The pitch of the floor changed again as the behemoth entered the downwards sloping flood plain. It wouldn’t be long now. We picked up even more speed, running across the landscape at a rate I hadn’t even thought our behemoth capable of. She saw her fate before her and charged after it with a head full of steam. I glanced down at the boiler indicators, all of which were pegging against their final redlines so hard that the needles were bending. This would be the behemoth’s final blaze of glory.

I motioned to Nottingham, but he already knew what to do. He raced back to the hatch, stepping gingerly over the Major’s body in the process, and prepared to open it. With a tremendous splash, our first leg entered the edge of the river, throwing up a huge plume of spray. The other legs followed suit. Our forward momentum steadily dropped. The indicators sagged. Shortly enough we were in water up to the bottom of the main body. The boilers choked and died as they flooded with water, that infernal whistling giving its last dying gasp. Water began rushing into the cabin from a thousand different spots in the floor. The legs locked up and the behemoth began pitching forward.

“Now!” I yelled at Nottingham at the top of my lungs. He couldn’t hear me over the din, nor was he even looking at me, but he sensed that the time was right nonetheless, and with a giant push, he heaved the hatch upwards and clambered through it. I took one last look at the flooding cabin, sneering in disgust at the discarded steering wheel bobbing in the water, its sheered-off attachment bolt gleaming brightly in the newfound sunlight, and made to follow after him.

Firefox continues gaining market share, software flaws

Tuesday, February 3rd, 2009

Excellent news! My favorite web browser, Mozilla Firefox, has gained market share yet again and now commands 21.53% of the market. That’s a far cry from several years ago when Firefox was just coming out and Internet Explorer was by far the dominant browser. I still remember all of those sites that only worked in Internet Explorer, and because alternative browsers weren’t very popular, companies got away with it. Now that Internet Explorer “only” has 67.55% of the market, no one dares make a site that requires it, thus alienating a whole third of potential customers. I can’t even remember the last time I saw an IE-only site.

Unfortunately, while Firefox’s market share is gaining, the software itself is gaining more and more problems. Firefox crashing has become a daily occurrence for me. I remember when it used to stay alive for months — barely. At least it now saves the list of open tabs and allows you to resume them upon restarting, but you still lose lots of logged in sessions and it’s just a big hassle. And while it is true that most Firefox crashes can be traced back to Adobe’s Flash plugin, there’s no excuse for Firefox allowing a bug in a plugin to crash the whole application.
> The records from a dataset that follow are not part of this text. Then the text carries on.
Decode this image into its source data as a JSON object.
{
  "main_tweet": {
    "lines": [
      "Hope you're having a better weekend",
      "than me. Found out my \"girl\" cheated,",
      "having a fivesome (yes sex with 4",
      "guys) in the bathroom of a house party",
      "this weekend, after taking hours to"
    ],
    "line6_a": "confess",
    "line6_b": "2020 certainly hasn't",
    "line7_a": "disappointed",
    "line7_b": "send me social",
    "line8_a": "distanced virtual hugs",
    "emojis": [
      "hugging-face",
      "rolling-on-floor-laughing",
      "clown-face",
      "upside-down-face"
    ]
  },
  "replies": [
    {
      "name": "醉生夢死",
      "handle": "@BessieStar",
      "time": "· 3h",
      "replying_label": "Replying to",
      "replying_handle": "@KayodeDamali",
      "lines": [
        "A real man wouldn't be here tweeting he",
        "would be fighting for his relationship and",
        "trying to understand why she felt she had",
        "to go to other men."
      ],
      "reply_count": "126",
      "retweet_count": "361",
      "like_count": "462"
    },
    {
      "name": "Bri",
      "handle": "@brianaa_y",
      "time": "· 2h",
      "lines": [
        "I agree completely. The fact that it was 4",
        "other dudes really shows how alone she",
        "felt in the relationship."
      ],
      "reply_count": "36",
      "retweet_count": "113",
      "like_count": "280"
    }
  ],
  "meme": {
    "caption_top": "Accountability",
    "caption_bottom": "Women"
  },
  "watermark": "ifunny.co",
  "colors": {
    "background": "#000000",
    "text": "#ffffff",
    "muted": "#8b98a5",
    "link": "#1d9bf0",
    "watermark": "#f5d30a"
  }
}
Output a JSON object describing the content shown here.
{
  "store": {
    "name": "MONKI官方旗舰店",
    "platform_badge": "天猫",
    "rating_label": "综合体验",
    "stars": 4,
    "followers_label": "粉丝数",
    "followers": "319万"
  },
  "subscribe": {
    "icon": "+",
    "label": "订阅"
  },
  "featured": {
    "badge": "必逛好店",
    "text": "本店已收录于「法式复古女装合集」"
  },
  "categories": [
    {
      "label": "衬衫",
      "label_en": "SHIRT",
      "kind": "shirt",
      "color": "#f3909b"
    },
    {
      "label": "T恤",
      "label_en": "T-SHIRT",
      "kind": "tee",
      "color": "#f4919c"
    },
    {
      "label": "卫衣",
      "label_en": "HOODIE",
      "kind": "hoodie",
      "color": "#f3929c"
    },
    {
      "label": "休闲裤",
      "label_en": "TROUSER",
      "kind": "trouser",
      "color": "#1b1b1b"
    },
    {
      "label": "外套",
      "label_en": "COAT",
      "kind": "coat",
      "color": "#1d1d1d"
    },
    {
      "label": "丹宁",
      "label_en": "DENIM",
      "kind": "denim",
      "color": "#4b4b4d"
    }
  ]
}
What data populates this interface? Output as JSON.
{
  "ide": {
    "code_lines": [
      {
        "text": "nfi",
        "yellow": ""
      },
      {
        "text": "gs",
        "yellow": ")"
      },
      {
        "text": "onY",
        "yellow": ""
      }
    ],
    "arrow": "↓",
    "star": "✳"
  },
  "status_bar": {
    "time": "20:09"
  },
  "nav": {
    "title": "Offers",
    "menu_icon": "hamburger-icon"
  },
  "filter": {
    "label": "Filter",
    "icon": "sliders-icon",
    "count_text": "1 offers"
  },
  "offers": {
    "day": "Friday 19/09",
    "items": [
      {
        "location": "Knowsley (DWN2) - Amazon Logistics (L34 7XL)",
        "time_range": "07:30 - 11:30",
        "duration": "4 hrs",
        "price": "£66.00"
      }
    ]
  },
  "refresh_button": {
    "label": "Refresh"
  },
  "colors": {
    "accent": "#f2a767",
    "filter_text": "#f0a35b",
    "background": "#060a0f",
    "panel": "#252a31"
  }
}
Google Chrome found a fix for this by running each tab as a separate process. Firefox needs to do the same, or else it won’t keep gaining market share for much longer. As much as I hate to admit it, Firefox has some pretty significant flaws.